┌──
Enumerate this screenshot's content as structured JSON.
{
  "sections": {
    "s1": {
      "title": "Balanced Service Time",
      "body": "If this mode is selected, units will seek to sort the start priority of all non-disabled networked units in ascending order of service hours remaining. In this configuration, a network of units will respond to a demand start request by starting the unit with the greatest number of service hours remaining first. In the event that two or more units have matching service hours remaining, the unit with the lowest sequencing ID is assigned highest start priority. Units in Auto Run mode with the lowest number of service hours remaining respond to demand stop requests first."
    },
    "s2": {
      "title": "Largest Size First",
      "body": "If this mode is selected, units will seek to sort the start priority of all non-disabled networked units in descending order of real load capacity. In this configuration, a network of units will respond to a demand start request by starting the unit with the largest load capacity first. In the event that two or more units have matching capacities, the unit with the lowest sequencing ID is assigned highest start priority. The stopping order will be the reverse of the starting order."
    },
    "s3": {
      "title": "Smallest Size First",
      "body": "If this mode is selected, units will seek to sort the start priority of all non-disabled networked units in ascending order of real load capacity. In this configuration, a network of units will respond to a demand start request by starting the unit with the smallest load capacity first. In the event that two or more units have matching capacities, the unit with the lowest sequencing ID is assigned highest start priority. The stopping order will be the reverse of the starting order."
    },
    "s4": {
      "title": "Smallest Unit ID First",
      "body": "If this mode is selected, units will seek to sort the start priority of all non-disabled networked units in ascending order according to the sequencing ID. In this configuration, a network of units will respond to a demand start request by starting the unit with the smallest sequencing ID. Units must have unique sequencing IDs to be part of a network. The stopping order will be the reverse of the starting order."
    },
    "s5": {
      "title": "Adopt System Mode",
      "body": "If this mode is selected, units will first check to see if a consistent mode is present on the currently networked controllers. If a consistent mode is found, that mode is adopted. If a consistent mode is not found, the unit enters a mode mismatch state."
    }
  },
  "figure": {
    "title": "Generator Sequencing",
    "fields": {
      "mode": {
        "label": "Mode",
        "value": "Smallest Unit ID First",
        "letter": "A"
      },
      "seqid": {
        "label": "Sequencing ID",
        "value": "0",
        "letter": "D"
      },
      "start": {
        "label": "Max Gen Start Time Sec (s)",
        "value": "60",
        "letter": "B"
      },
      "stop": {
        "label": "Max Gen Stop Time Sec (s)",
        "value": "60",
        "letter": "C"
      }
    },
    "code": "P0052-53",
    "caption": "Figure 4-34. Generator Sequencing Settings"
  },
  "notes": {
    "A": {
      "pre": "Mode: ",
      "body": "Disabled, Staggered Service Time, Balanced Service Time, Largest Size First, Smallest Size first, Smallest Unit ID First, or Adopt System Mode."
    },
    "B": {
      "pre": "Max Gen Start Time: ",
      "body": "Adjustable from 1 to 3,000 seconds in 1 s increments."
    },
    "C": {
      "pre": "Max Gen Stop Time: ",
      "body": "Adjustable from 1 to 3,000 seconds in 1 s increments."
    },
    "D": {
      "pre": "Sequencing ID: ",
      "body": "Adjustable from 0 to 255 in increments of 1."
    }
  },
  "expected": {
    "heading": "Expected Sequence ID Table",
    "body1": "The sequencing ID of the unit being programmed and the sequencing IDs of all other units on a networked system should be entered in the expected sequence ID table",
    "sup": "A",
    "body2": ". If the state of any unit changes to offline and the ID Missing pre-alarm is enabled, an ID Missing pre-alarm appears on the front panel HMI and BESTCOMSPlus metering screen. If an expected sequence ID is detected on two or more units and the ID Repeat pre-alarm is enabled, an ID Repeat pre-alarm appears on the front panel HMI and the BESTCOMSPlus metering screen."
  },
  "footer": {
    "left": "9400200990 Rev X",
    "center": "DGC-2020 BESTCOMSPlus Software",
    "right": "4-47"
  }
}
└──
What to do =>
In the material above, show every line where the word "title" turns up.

Exercise solution =>
      "title": "Balanced Service Time",
      "title": "Largest Size First",
      "title": "Smallest Size First",
      "title": "Smallest Unit ID First",
      "title": "Adopt System Mode",
    "title": "Generator Sequencing",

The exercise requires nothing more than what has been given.